Big Win for Plaintiffs in Nanny School Sex Abuse Case, Plus Victory for First Amendment

The English Nanny & Governess School crest. - Wikipedia
The English Nanny & Governess School crest.
In what attorneys are calling a victory for state policies against child abuse and a vindication for the First Amendment, Ohio's Eighth District Court of Appeals upheld the trial victory of a former student and former employee of the Chagrin Falls-based English Nanny & Governess School.

The appeals court also found that trial court judge Burt Griffin abused his discretion by reducing the jury's damages and attorneys' fees awards to plaintiffs, and by sanctioning attorney Peter Pattakos for sharing publicly available information about the case with Scene.

"The appeals court's decision represents a great victory for Ms. Cruz [the former student] and Ms. Kaiser [the former employee], and vindicates the First Amendment, the public's right to access court proceedings, and most importantly, Ohio's strong public policy against child abuse," said Pattakos, in a press release. "Christina Cruz and Heidi Kaiser are real heroes, and not just for resisting the efforts of defendants―who were in a position of great power and influence over them and their careers―to suppress the child-abuse report."

The original suit, filed by Cruz, alleged that the school’s owners retaliated against her after she reported that she saw a wealthy client sexually abuse his daughter in 2011.

When the case went to trial, Pattakos, who has written for and legally represented Scene, alerted our editor (and Pattakos' friend) Vince Grzegorek, about the case. The trial court sanctioned him for doing so, but the appeals court ruled that this did not represent "frivolous conduct."

"Upholding the trial court's decision could have numerous unintended consequences," the appeals court said in its decision. "For example, defendants in criminal cases potentially could ask for sanctions against prosecutors who provide information to the media about criminal cases.

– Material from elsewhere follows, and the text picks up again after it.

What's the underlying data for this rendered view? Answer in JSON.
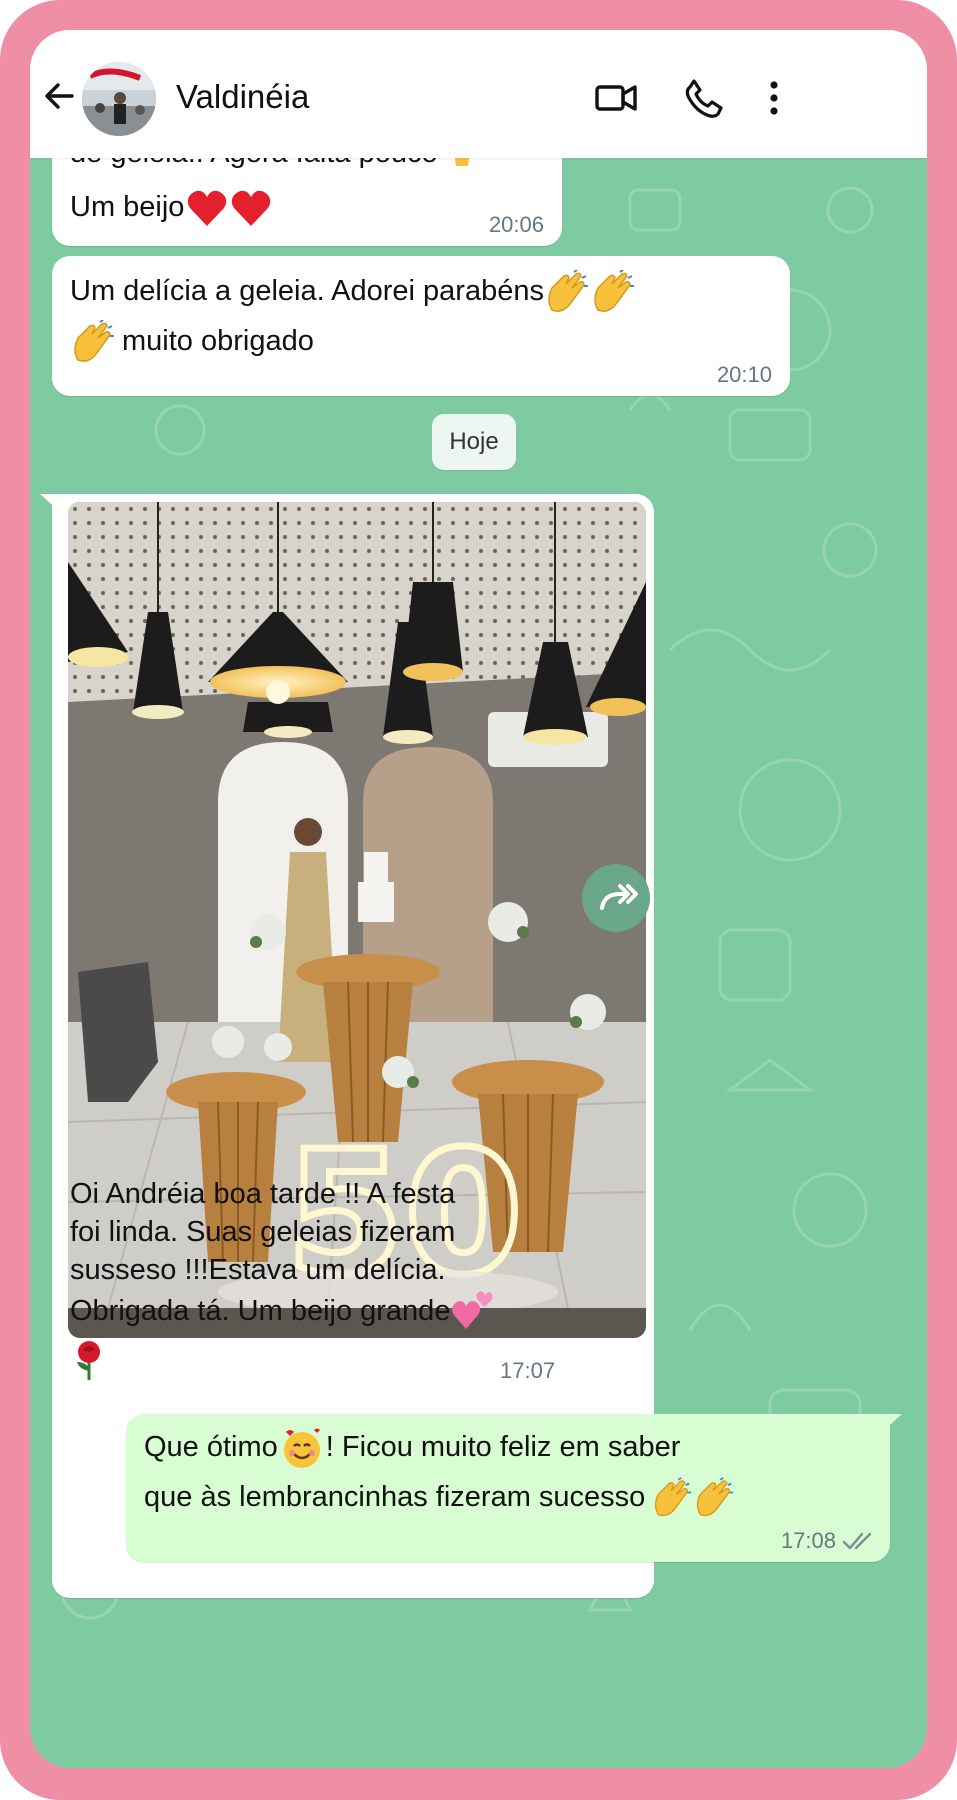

On any given day, newspapers show headlines of ongoing trials, recapping the evidence that was presented that day at trial. In fact, on April 3, 2015, around the same time that Scene Magazine printed the article at issue, a former Cuyahoga County Prosecutor issued a public statement that was published on various news media outlets about the trial of a Cleveland police officer that was set to begin in three days. No sanction was levied against the prosecutor's officer for this public statement ... It should not be held that merely urging a media outlet to cover a trial constitutes frivolous conduct."

The full press release, with information about the Appeals court's decision, is available here. The court's opinion can be read in full here.